John Brown was born into a New England family that taught him to hate slavery and love the Bible. He spent much of his boyhood in Ohio, and in 1820 married Dianthe Lusk, who bore him seven children before she died in 1830. The next year, 31 year old Brown married 16 year old Mary Anne Day, by whom he fathered 13 more children. Brown was a failure at the different business ventures he tried. He built and sold tanneries, speculated in real estate, raised sheep, surveyed, and farmed, but his true concern was with the institution of American slavery. As early as 1834 he had written that he intended to devote his life to the abolition of slavery.

In 1849, Brown settled his family in North Elbe, N.Y., an all-black community. He worked as a "conductor" on the Underground Railroad, and became obsessed with the idea of helping to overthrow the institution of slavery. In 1855 he migrated, with a wagonload of guns and ammunition, to the Kansas Territory and became a leader of the antislavery forces fighting to bring the territory into the Union as a free state.
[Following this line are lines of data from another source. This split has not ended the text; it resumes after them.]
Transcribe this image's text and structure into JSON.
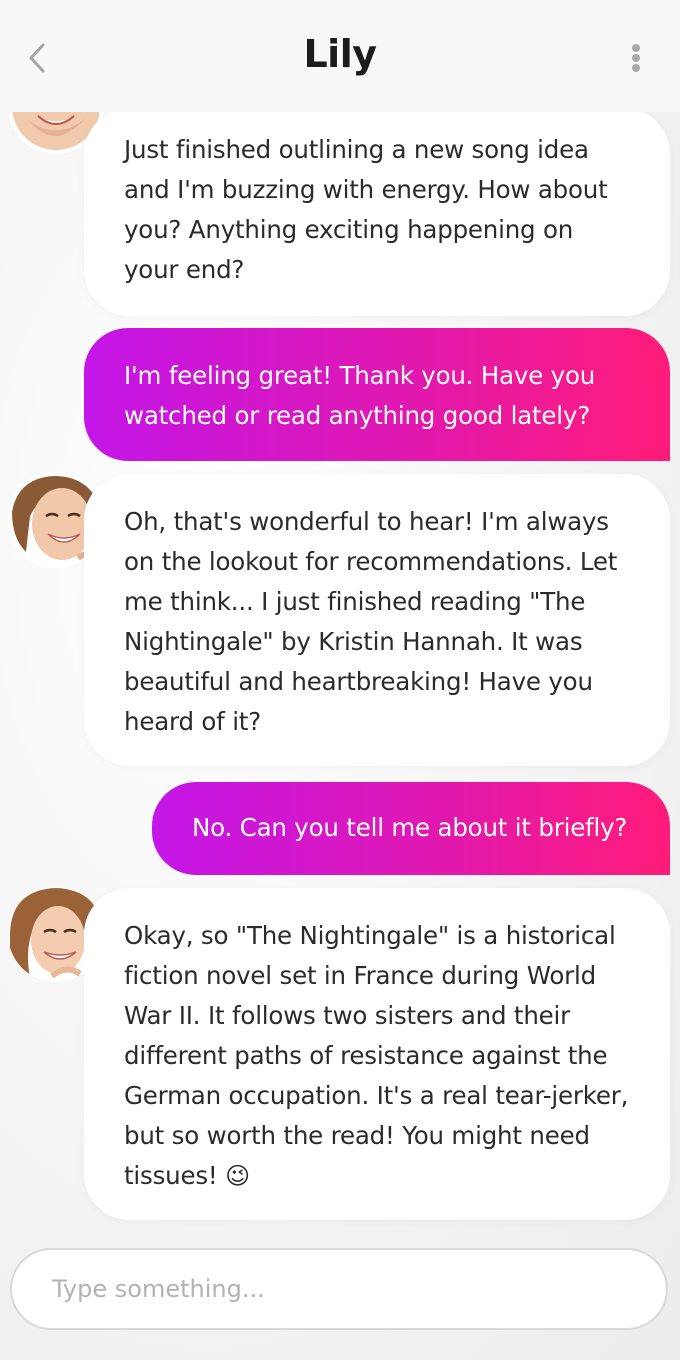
{
  "header": {
    "title": "Lily",
    "back_icon": "chevron-left-icon",
    "more_icon": "more-vertical-icon"
  },
  "messages": [
    {
      "sender": "bot",
      "lines": [
        "Just finished outlining a new song idea",
        "and I'm buzzing with energy. How about",
        "you? Anything exciting happening on",
        "your end?"
      ]
    },
    {
      "sender": "user",
      "lines": [
        "I'm feeling great! Thank you. Have you",
        "watched or read anything good lately?"
      ]
    },
    {
      "sender": "bot",
      "lines": [
        "Oh, that's wonderful to hear! I'm always",
        "on the lookout for recommendations. Let",
        "me think... I just finished reading \"The",
        "Nightingale\" by Kristin Hannah. It was",
        "beautiful and heartbreaking! Have you",
        "heard of it?"
      ]
    },
    {
      "sender": "user",
      "lines": [
        "No. Can you tell me about it briefly?"
      ]
    },
    {
      "sender": "bot",
      "lines": [
        "Okay, so \"The Nightingale\" is a historical",
        "fiction novel set in France during World",
        "War II. It follows two sisters and their",
        "different paths of resistance against the",
        "German occupation. It's a real tear-jerker,",
        "but so worth the read! You might need",
        "tissues!"
      ],
      "emoji": "😉"
    }
  ],
  "composer": {
    "placeholder": "Type something..."
  },
  "colors": {
    "gradient_start": "#c316e8",
    "gradient_end": "#ff1c78",
    "bot_bubble": "#ffffff"
  }
}
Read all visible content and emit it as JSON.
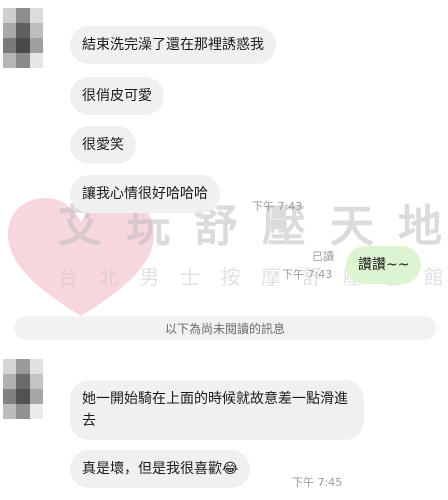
{
  "watermark": {
    "title_chars": [
      "艾",
      "玩",
      "舒",
      "壓",
      "天",
      "地"
    ],
    "subtitle_chars": [
      "台",
      "北",
      "男",
      "士",
      "按",
      "摩",
      "舒",
      "壓",
      "會",
      "館"
    ]
  },
  "messages_before": [
    {
      "text": "結束洗完澡了還在那裡誘惑我"
    },
    {
      "text": "很俏皮可愛"
    },
    {
      "text": "很愛笑"
    },
    {
      "text": "讓我心情很好哈哈哈",
      "time": "下午 7:43"
    }
  ],
  "my_message": {
    "text": "讚讚~~",
    "read_label": "已讀",
    "time": "下午 7:43"
  },
  "unread_divider": "以下為尚未閱讀的訊息",
  "messages_after": [
    {
      "text": "她一開始騎在上面的時候就故意差一點滑進去"
    },
    {
      "text": "真是壞，但是我很喜歡😂",
      "time": "下午 7:45"
    }
  ],
  "colors": {
    "bubble_other": "#f0f0f0",
    "bubble_mine": "#dcf5d0",
    "divider_bg": "#f2f2f2",
    "watermark_heart": "#f4c6d0"
  }
}
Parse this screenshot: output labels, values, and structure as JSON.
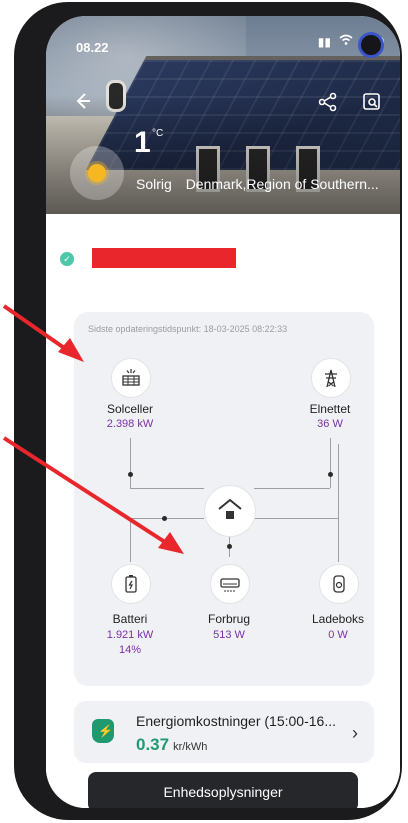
{
  "status_bar": {
    "time": "08.22",
    "battery": "100"
  },
  "weather": {
    "temperature": "1",
    "unit": "°C",
    "condition": "Solrig",
    "location": "Denmark,Region of Southern..."
  },
  "flow": {
    "last_updated": "Sidste opdateringstidspunkt: 18-03-2025 08:22:33",
    "solar": {
      "label": "Solceller",
      "value": "2.398 kW"
    },
    "grid": {
      "label": "Elnettet",
      "value": "36 W"
    },
    "battery": {
      "label": "Batteri",
      "value": "1.921 kW",
      "soc": "14%"
    },
    "consumption": {
      "label": "Forbrug",
      "value": "513 W"
    },
    "charger": {
      "label": "Ladeboks",
      "value": "0 W"
    }
  },
  "energy_cost": {
    "title": "Energiomkostninger (15:00-16...",
    "value": "0.37",
    "unit": "kr/kWh"
  },
  "device_button": "Enhedsoplysninger",
  "colors": {
    "accent_value": "#7b2fa8",
    "cost_green": "#1f9a6f",
    "annotation_red": "#e8262b"
  }
}
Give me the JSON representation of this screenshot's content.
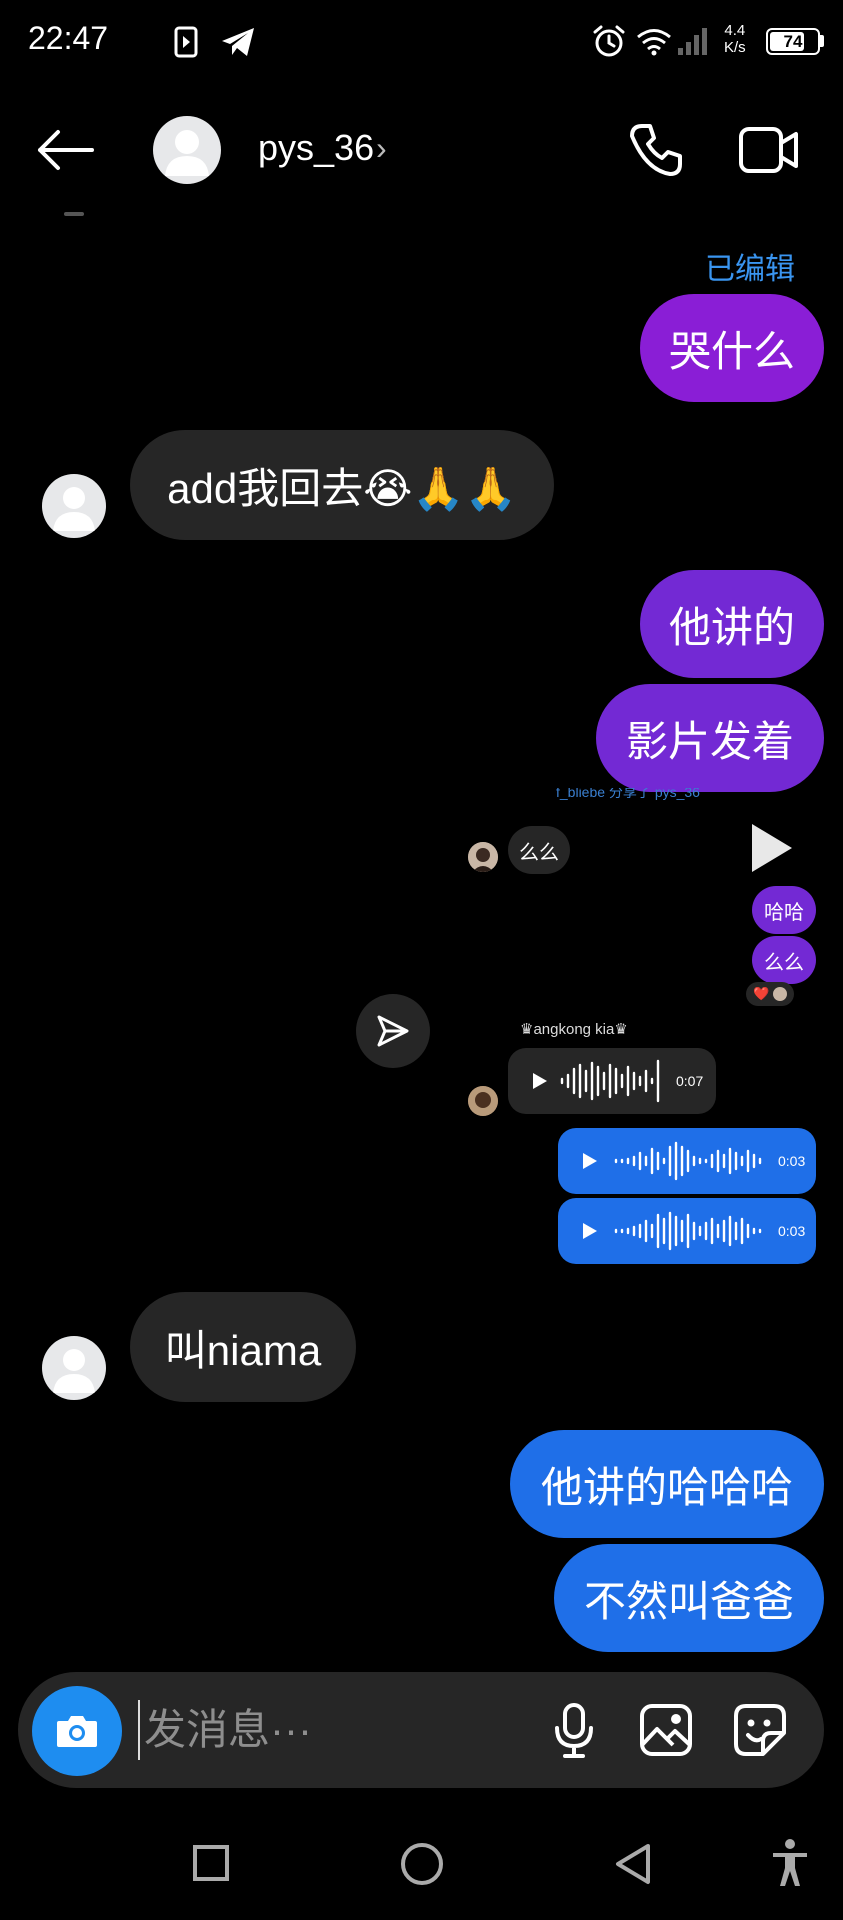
{
  "status_bar": {
    "time": "22:47",
    "net_speed_value": "4.4",
    "net_speed_unit": "K/s",
    "battery": "74",
    "icons": [
      "video-app-icon",
      "telegram-icon",
      "alarm-icon",
      "wifi-icon",
      "signal-icon",
      "battery-icon"
    ]
  },
  "header": {
    "username": "pys_36",
    "chevron": "›",
    "icons": [
      "back-arrow-icon",
      "phone-icon",
      "video-call-icon"
    ]
  },
  "messages": {
    "edited_label": "已编辑",
    "m1": "哭什么",
    "m2": "add我回去😭🙏🙏",
    "m3": "他讲的",
    "m4": "影片发着",
    "shared_header": "f_bliebe 分享了 pys_36",
    "shared_reply": "么么",
    "small_1": "哈哈",
    "small_2": "么么",
    "reaction": "❤️",
    "voice_sender": "♛angkong kia♛",
    "voice_1_duration": "0:07",
    "voice_2_duration": "0:03",
    "voice_3_duration": "0:03",
    "m5": "叫niama",
    "m6": "他讲的哈哈哈",
    "m7": "不然叫爸爸"
  },
  "input": {
    "placeholder": "发消息···",
    "value": ""
  },
  "colors": {
    "bubble_purple": "#8a1ed6",
    "bubble_violet": "#7329d4",
    "bubble_blue": "#1f6fe8",
    "bubble_gray": "#262626",
    "accent_blue": "#1e8df0",
    "edited_text": "#3a95f0"
  },
  "nav": [
    "recents-square-icon",
    "home-circle-icon",
    "back-triangle-icon",
    "accessibility-icon"
  ]
}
On the night of May 23, 1856, insisting that he was acting as an instrument of God, Brown and four of his sons went from home to home in the proslavery settlement along Pottawatomie Creek, dragged out the unarmed men, and hacked them to death with swords in front of their families.

Brown developed a grandiose plan to establish a stronghold for escaped slaves in the Appalachian Mountains and went back east to raise funds for his mission. Brown was openly admired by some of the country's leading abolitionists and a group of them, the "secret six," agreed to finance his scheme for an armed slave uprising. In July 1859, Brown, under an assumed name, rented a farm in Maryland just north of Harpers Ferry, Virginia, to prepare for his mission. By October, he had only 21 men in his band, but trusting that God was on his side, on the evening of the 16th he announced, "Men, get on your arms. We will proceed to the Ferry."